Records to use —
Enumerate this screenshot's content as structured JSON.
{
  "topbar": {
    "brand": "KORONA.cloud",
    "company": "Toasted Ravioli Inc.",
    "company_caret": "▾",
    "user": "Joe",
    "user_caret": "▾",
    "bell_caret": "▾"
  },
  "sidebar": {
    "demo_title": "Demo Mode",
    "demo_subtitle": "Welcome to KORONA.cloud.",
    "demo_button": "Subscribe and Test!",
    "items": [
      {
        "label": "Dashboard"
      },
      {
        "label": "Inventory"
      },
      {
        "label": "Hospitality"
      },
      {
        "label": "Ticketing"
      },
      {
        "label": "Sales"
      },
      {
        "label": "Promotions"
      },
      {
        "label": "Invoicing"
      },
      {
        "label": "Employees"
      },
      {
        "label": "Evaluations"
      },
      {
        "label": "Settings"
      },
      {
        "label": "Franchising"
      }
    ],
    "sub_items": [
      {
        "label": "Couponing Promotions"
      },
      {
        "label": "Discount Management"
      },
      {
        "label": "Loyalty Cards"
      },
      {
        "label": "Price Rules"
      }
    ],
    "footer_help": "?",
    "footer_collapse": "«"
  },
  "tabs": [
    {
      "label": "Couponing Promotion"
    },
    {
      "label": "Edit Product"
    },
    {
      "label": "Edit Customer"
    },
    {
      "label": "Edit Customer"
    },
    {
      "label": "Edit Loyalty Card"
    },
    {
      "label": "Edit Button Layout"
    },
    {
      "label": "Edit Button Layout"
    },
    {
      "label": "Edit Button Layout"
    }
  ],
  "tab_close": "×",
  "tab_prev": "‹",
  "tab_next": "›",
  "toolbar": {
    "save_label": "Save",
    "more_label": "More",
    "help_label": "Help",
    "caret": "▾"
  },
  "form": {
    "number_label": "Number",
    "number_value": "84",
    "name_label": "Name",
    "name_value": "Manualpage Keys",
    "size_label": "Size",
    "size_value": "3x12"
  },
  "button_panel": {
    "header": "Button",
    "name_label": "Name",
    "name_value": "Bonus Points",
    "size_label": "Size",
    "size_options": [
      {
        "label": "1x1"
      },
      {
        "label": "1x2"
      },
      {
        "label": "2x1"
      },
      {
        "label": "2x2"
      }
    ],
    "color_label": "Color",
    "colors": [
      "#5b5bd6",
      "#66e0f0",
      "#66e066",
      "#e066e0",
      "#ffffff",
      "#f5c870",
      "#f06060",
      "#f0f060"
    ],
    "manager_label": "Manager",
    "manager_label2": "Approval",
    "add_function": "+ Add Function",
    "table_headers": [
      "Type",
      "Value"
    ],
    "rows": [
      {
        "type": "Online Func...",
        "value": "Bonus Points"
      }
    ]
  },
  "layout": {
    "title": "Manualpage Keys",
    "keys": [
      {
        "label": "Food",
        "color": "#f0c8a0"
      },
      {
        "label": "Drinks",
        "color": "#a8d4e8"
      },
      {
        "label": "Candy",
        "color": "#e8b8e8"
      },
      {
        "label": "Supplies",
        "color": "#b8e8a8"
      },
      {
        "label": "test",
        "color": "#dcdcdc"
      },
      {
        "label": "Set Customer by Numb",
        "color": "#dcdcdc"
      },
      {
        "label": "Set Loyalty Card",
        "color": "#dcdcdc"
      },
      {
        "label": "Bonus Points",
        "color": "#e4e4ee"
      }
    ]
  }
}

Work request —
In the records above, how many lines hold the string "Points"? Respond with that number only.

Response below —
3